An alternative to graphite felt is non-fibrous carbon foam board. This has received mixed reviews in the industry. Similar to graphite board, carbon foam offers high-temperature resistance up to roughly 2800°C (5072°F) and good resistance to thermal shock. Since it is not manufactured by adding binders to felt, there are no binders to evaporate out of the insulation, and de-binding is not a concern. Foam boards offer low thermal conductivity, high mechanical stability and a mostly closed cell design that impedes gas penetration. One drawback of this material in comparison to conventional carbon board is its lack of mechanical rigidity. It is fragile and breaks easily. It also has a higher thermal conductivity than rigidized graphite board, and only offers 25% of the thermal insulating capability. Therefore, it must be four times thicker to provide the same insulating quality.
Graphite Decomposition When Exposed to Oxygen
A major concern with the use of graphite insulation is the potential for it to decompose when exposed to air. If oxygen is present at temperatures above approximately 300°C (572ºF), the carbon that makes up the graphite will combine with oxygen to form CO and CO2 (Equation 1).
(1) C + ½O2 = CO and C + O2 = CO2
The result is that the graphite will slowly turn into CO and CO2 gas, which will be removed from the furnace by the pumping system. At first, pitting occurs (Fig. 10), often observed as a “sugar cube” surface appearance10 and as further decomposition ensues, the graphite continues to lose mass (Fig. 11) and simply disappears.
A majority of today’s vacuum heat treating furnaces are supplied with graphite hot zones given the tremendous versatility of this material choice. Graphite insulation has improved significantly over the past several decades with respect to thermal stability and product integrity over a wide temperature and application range. Just as with all metal-lined vacuum furnaces, a leak-tight vacuum furnace system ensures that air (oxygen) and water vapor are kept out of the hot zone. Clean, dry work entering the furnace extends the overall life of all hot zone materials.
1. VAC AERO International (https://vacaero.com)
2. Industrial Heating (http://www.industrialheating.com)
3. Graphite Store (http://www.graphitestore.com)
4. SGL Group (http://www.sglgroup.com/cms/international/home/index.html?__locale=en)
5. CeraMaterials (http://www.ceramaterials.com)
6. Graphite Concept Products (http://www.graphiteconcept.com/component/option,com_frontpage/Itemid,1/)

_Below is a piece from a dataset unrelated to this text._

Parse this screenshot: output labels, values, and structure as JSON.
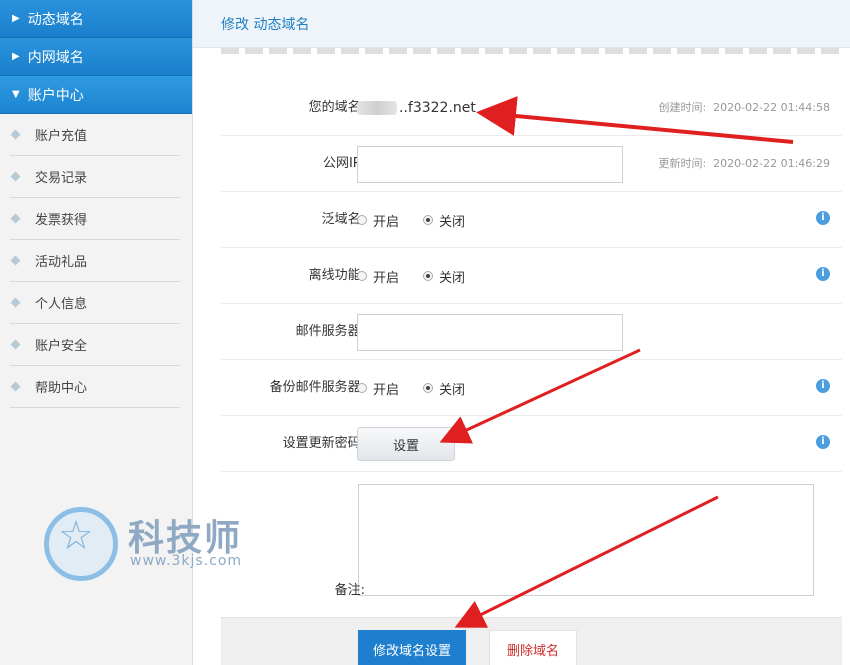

7. Herring, Daniel H., Vacuum Heat Treatment, BNP Media, 2012.
8. Fradette, Real, “Methods of Improving Vacuum Furnace Insulation Efficiencies”, Industrial Heating, September 2013.
9. Sinotek Materials (http://www.cn-materials.com)
10. Herring, Daniel H., Vacuum Heat Treatment, Volume II, BNP Media, 2016.
11. “Strength Degradation of Glass and Carbon Fibres at High Temperature”, S. Feih, E. Boiocchi, E. Kandare, Z. Mathys, A.G. Gibson and A.P. Mouritz